Finally, we can define $$f\colon ℝ_+ → ℝ_+$$ as $$f(x) = \begin{cases} f_n(x), & x \in \text{span}(e_n),\\ x, & \text{otherwise.} \end{cases}$$ This is a well-defined function because each $$x \in ℝ_+$$ has a unique representation in terms of Hamel Base $$\mathcal{B}$$.

Function $$f$$ is a bijection. Clearly, $$\liminf_{x → 0_+} f(x) = 0$$ since it acts like the identity function for almost all inputs, and otherwise $$f_n ≥ 0$$. To find $$\limsup$$, first note that on $$(0, 1]$$, $$f$$ is bounded from above by $$1$$. Secondly, $$e_n → 0$$ and $$1>f(e_n) > a_n e_n > 1-2^{-n}$$, so $$f(e_n) \to 1$$. Hence, $$\limsup_{x\to 0^+} f(x) = 1$$ as required.

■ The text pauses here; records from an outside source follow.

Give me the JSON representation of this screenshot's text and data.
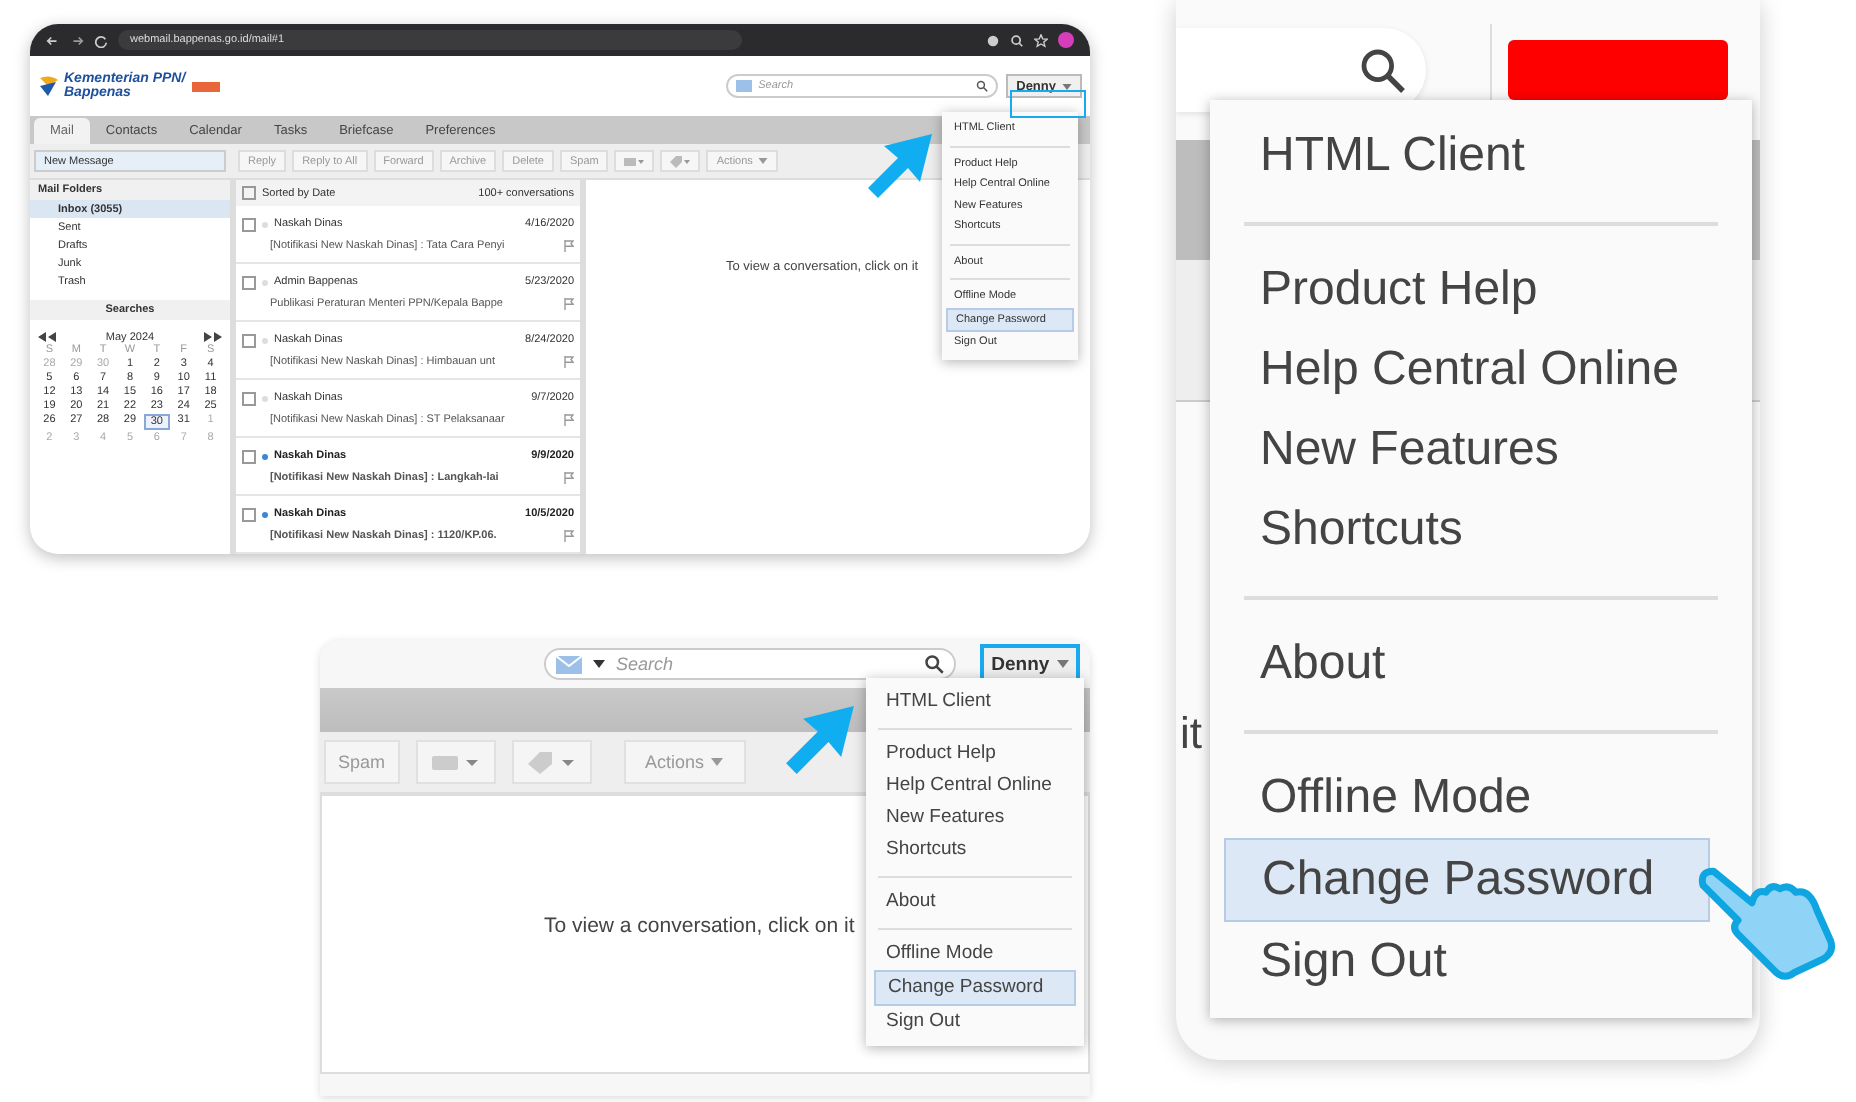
{
  "browser": {
    "url": "webmail.bappenas.go.id/mail#1"
  },
  "full": {
    "logo": [
      "Kementerian PPN/",
      "Bappenas"
    ],
    "tabs": [
      {
        "label": "Mail",
        "selected": true
      },
      {
        "label": "Contacts",
        "selected": false
      },
      {
        "label": "Calendar",
        "selected": false
      },
      {
        "label": "Tasks",
        "selected": false
      },
      {
        "label": "Briefcase",
        "selected": false
      },
      {
        "label": "Preferences",
        "selected": false
      }
    ],
    "search": {
      "placeholder": "Search"
    },
    "user_button": "Denny",
    "new_message": "New Message",
    "toolbar": [
      "Reply",
      "Reply to All",
      "Forward",
      "Archive",
      "Delete",
      "Spam"
    ],
    "actions": "Actions",
    "folders_title": "Mail Folders",
    "folders": [
      {
        "label": "Inbox (3055)",
        "selected": true
      },
      {
        "label": "Sent",
        "selected": false
      },
      {
        "label": "Drafts",
        "selected": false
      },
      {
        "label": "Junk",
        "selected": false
      },
      {
        "label": "Trash",
        "selected": false
      }
    ],
    "searches_title": "Searches",
    "calendar": {
      "month": "May 2024",
      "weekdays": [
        "S",
        "M",
        "T",
        "W",
        "T",
        "F",
        "S"
      ],
      "days": [
        {
          "label": "28",
          "outside": true,
          "today": false
        },
        {
          "label": "29",
          "outside": true,
          "today": false
        },
        {
          "label": "30",
          "outside": true,
          "today": false
        },
        {
          "label": "1",
          "outside": false,
          "today": false
        },
        {
          "label": "2",
          "outside": false,
          "today": false
        },
        {
          "label": "3",
          "outside": false,
          "today": false
        },
        {
          "label": "4",
          "outside": false,
          "today": false
        },
        {
          "label": "5",
          "outside": false,
          "today": false
        },
        {
          "label": "6",
          "outside": false,
          "today": false
        },
        {
          "label": "7",
          "outside": false,
          "today": false
        },
        {
          "label": "8",
          "outside": false,
          "today": false
        },
        {
          "label": "9",
          "outside": false,
          "today": false
        },
        {
          "label": "10",
          "outside": false,
          "today": false
        },
        {
          "label": "11",
          "outside": false,
          "today": false
        },
        {
          "label": "12",
          "outside": false,
          "today": false
        },
        {
          "label": "13",
          "outside": false,
          "today": false
        },
        {
          "label": "14",
          "outside": false,
          "today": false
        },
        {
          "label": "15",
          "outside": false,
          "today": false
        },
        {
          "label": "16",
          "outside": false,
          "today": false
        },
        {
          "label": "17",
          "outside": false,
          "today": false
        },
        {
          "label": "18",
          "outside": false,
          "today": false
        },
        {
          "label": "19",
          "outside": false,
          "today": false
        },
        {
          "label": "20",
          "outside": false,
          "today": false
        },
        {
          "label": "21",
          "outside": false,
          "today": false
        },
        {
          "label": "22",
          "outside": false,
          "today": false
        },
        {
          "label": "23",
          "outside": false,
          "today": false
        },
        {
          "label": "24",
          "outside": false,
          "today": false
        },
        {
          "label": "25",
          "outside": false,
          "today": false
        },
        {
          "label": "26",
          "outside": false,
          "today": false
        },
        {
          "label": "27",
          "outside": false,
          "today": false
        },
        {
          "label": "28",
          "outside": false,
          "today": false
        },
        {
          "label": "29",
          "outside": false,
          "today": false
        },
        {
          "label": "30",
          "outside": false,
          "today": true
        },
        {
          "label": "31",
          "outside": false,
          "today": false
        },
        {
          "label": "1",
          "outside": true,
          "today": false
        },
        {
          "label": "2",
          "outside": true,
          "today": false
        },
        {
          "label": "3",
          "outside": true,
          "today": false
        },
        {
          "label": "4",
          "outside": true,
          "today": false
        },
        {
          "label": "5",
          "outside": true,
          "today": false
        },
        {
          "label": "6",
          "outside": true,
          "today": false
        },
        {
          "label": "7",
          "outside": true,
          "today": false
        },
        {
          "label": "8",
          "outside": true,
          "today": false
        }
      ]
    },
    "list": {
      "sort": "Sorted by Date",
      "count": "100+ conversations",
      "all_checked": false,
      "rows": [
        {
          "sender": "Naskah Dinas",
          "date": "4/16/2020",
          "subject": "[Notifikasi New Naskah Dinas] : Tata Cara Penyi",
          "unread": false,
          "checked": false
        },
        {
          "sender": "Admin Bappenas",
          "date": "5/23/2020",
          "subject": "Publikasi Peraturan Menteri PPN/Kepala Bappe",
          "unread": false,
          "checked": false
        },
        {
          "sender": "Naskah Dinas",
          "date": "8/24/2020",
          "subject": "[Notifikasi New Naskah Dinas] : Himbauan unt",
          "unread": false,
          "checked": false
        },
        {
          "sender": "Naskah Dinas",
          "date": "9/7/2020",
          "subject": "[Notifikasi New Naskah Dinas] : ST Pelaksanaar",
          "unread": false,
          "checked": false
        },
        {
          "sender": "Naskah Dinas",
          "date": "9/9/2020",
          "subject": "[Notifikasi New Naskah Dinas] : Langkah-lai",
          "unread": true,
          "checked": false
        },
        {
          "sender": "Naskah Dinas",
          "date": "10/5/2020",
          "subject": "[Notifikasi New Naskah Dinas] : 1120/KP.06.",
          "unread": true,
          "checked": false
        }
      ]
    },
    "reading_pane": "To view a conversation, click on it",
    "menu": [
      [
        {
          "label": "HTML Client",
          "selected": false
        }
      ],
      [
        {
          "label": "Product Help",
          "selected": false
        },
        {
          "label": "Help Central Online",
          "selected": false
        },
        {
          "label": "New Features",
          "selected": false
        },
        {
          "label": "Shortcuts",
          "selected": false
        }
      ],
      [
        {
          "label": "About",
          "selected": false
        }
      ],
      [
        {
          "label": "Offline Mode",
          "selected": false
        },
        {
          "label": "Change Password",
          "selected": true
        },
        {
          "label": "Sign Out",
          "selected": false
        }
      ]
    ]
  },
  "zoom": {
    "search": {
      "placeholder": "Search"
    },
    "user_button": "Denny",
    "toolbar": [
      "Spam"
    ],
    "actions": "Actions",
    "reading_pane": "To view a conversation, click on it",
    "menu": [
      [
        {
          "label": "HTML Client",
          "selected": false
        }
      ],
      [
        {
          "label": "Product Help",
          "selected": false
        },
        {
          "label": "Help Central Online",
          "selected": false
        },
        {
          "label": "New Features",
          "selected": false
        },
        {
          "label": "Shortcuts",
          "selected": false
        }
      ],
      [
        {
          "label": "About",
          "selected": false
        }
      ],
      [
        {
          "label": "Offline Mode",
          "selected": false
        },
        {
          "label": "Change Password",
          "selected": true
        },
        {
          "label": "Sign Out",
          "selected": false
        }
      ]
    ]
  },
  "closeup": {
    "reading_fragment": "it",
    "menu": [
      [
        {
          "label": "HTML Client",
          "selected": false
        }
      ],
      [
        {
          "label": "Product Help",
          "selected": false
        },
        {
          "label": "Help Central Online",
          "selected": false
        },
        {
          "label": "New Features",
          "selected": false
        },
        {
          "label": "Shortcuts",
          "selected": false
        }
      ],
      [
        {
          "label": "About",
          "selected": false
        }
      ],
      [
        {
          "label": "Offline Mode",
          "selected": false
        },
        {
          "label": "Change Password",
          "selected": true
        },
        {
          "label": "Sign Out",
          "selected": false
        }
      ]
    ]
  }
}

It remains to show that $$f$$ is subadditive. Take any $$x,y \in ℝ_+$$.

• If $$x,y \in \text{span}(e_n)$$ for some $$n$$. Then $$x+y \in \text{span}(e_n)$$ and subaddivity of $$f$$ follows from the subadditivity of $$f_n$$.

• If $$x \in \text{span}(e_n)$$ for some $$n$$ but $$y \not\in \text{span}(e_n)$$ (or vice versa). Then $$f(x+y) = x+y$$. Because $$f_n(x) ≥ x$$ as well as $$f(y) ≥ y$$ we have $$f(x) + f(y) = f_n(x) + f(y) ≥ x + y = f(x+y)$$.

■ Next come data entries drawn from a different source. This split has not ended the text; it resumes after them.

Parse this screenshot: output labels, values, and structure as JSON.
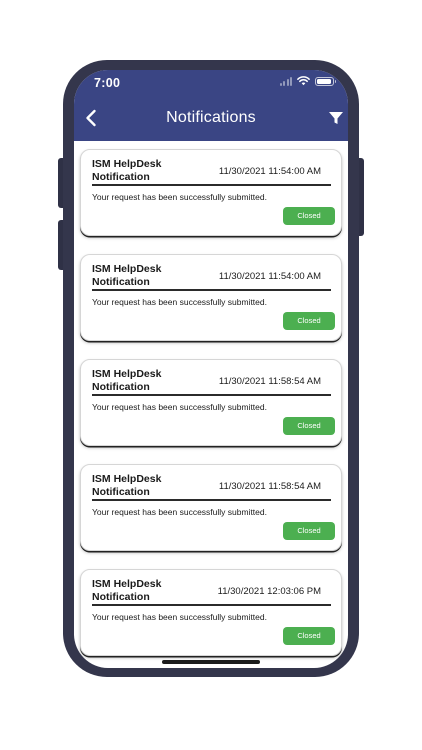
{
  "status_bar": {
    "time": "7:00"
  },
  "header": {
    "title": "Notifications",
    "background_color": "#3a4584",
    "back_icon": "chevron-left-icon",
    "filter_icon": "filter-icon"
  },
  "notifications": [
    {
      "title": "ISM HelpDesk Notification",
      "timestamp": "11/30/2021 11:54:00 AM",
      "message": "Your request has been successfully submitted.",
      "status": "Closed"
    },
    {
      "title": "ISM HelpDesk Notification",
      "timestamp": "11/30/2021 11:54:00 AM",
      "message": "Your request has been successfully submitted.",
      "status": "Closed"
    },
    {
      "title": "ISM HelpDesk Notification",
      "timestamp": "11/30/2021 11:58:54 AM",
      "message": "Your request has been successfully submitted.",
      "status": "Closed"
    },
    {
      "title": "ISM HelpDesk Notification",
      "timestamp": "11/30/2021 11:58:54 AM",
      "message": "Your request has been successfully submitted.",
      "status": "Closed"
    },
    {
      "title": "ISM HelpDesk Notification",
      "timestamp": "11/30/2021 12:03:06 PM",
      "message": "Your request has been successfully submitted.",
      "status": "Closed"
    }
  ],
  "colors": {
    "status_closed": "#4caf50",
    "phone_frame": "#34364c"
  }
}
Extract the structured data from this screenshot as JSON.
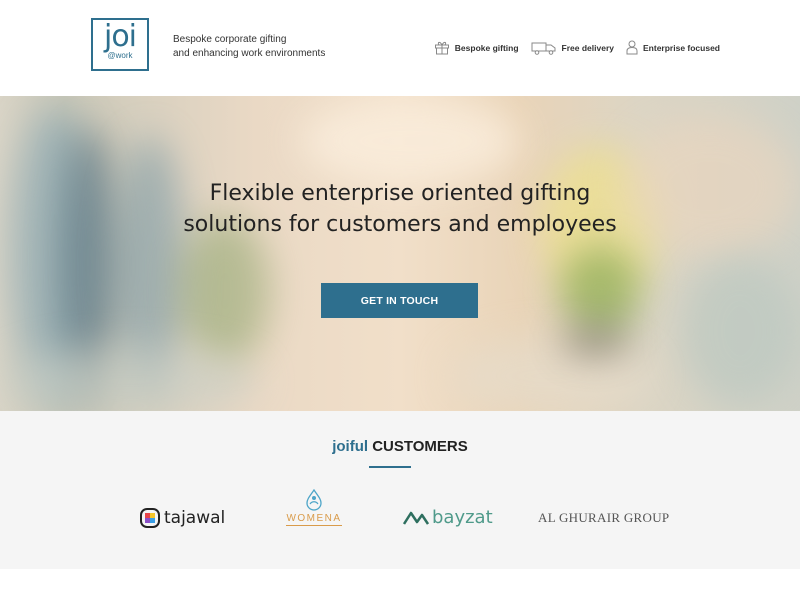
{
  "header": {
    "logo": {
      "main": "joi",
      "sub": "@work"
    },
    "tagline_line1": "Bespoke corporate gifting",
    "tagline_line2": "and enhancing work environments",
    "features": [
      {
        "icon": "gift-icon",
        "label": "Bespoke gifting"
      },
      {
        "icon": "truck-icon",
        "label": "Free delivery"
      },
      {
        "icon": "person-icon",
        "label": "Enterprise focused"
      }
    ]
  },
  "hero": {
    "title_line1": "Flexible enterprise oriented gifting",
    "title_line2": "solutions for customers and employees",
    "cta_label": "GET IN TOUCH"
  },
  "customers": {
    "title_accent": "joiful",
    "title_rest": "CUSTOMERS",
    "brands": [
      {
        "name": "tajawal"
      },
      {
        "name": "WOMENA"
      },
      {
        "name": "bayzat"
      },
      {
        "name": "AL GHURAIR GROUP"
      }
    ]
  },
  "colors": {
    "accent": "#2e6f8e",
    "section_bg": "#f5f5f5",
    "womena": "#d99b4a",
    "bayzat": "#4f9a8a"
  }
}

• If none of the above cases are true, then $$f(x+y) = x+ y = f(x) + f(y)$$.

We show that the function $$f_n$$ is subadditive. Take $$x,y \in \text{span}(e_n)$$. WLOG assume that $$x \leq y$$. If $$x,y$$ and $$x+y$$ are in one of three intervals $$(0, e_n]$$, $$[e_n, b_n e_n]$$, or $$[b_n e_n, \infty)$$, then the condition holds, since a restriction of $$f_n$$ to each of those intervals is additive. It remains to show what happens in "mixed" cases.

When $$x,y≤ e_n$$ and:

• (A1) $$e_n < x+y ≤b_n e_n$$.
• (A2) $$b_n e_n < x+y$$.

When $$x≤e_n and:

• (B1) $$y,x+y ≤ b_ne_n$$.
• (B2) $$y≤ b_ne_n < x+y$$.
• (B3) $$b_ne_n < y, x+y$$.

When (C) $$e_n < x,y ≤ b_n e_n < x+y$$.

When (D) $$e_n < x .

Note that $$f_n|_{(0, b_ne_n]}$$ is concave and positive. Hence subadditive. Thus subadditivity for cases A1 and B1 is proven. Now assume A2 holds. Then $$f_n(x+y) = x+ y ≤ f_n(x)+f_n(y),$$ since $$f_n$$ is on or above identity. The same reasoning will work for the rest of the cases.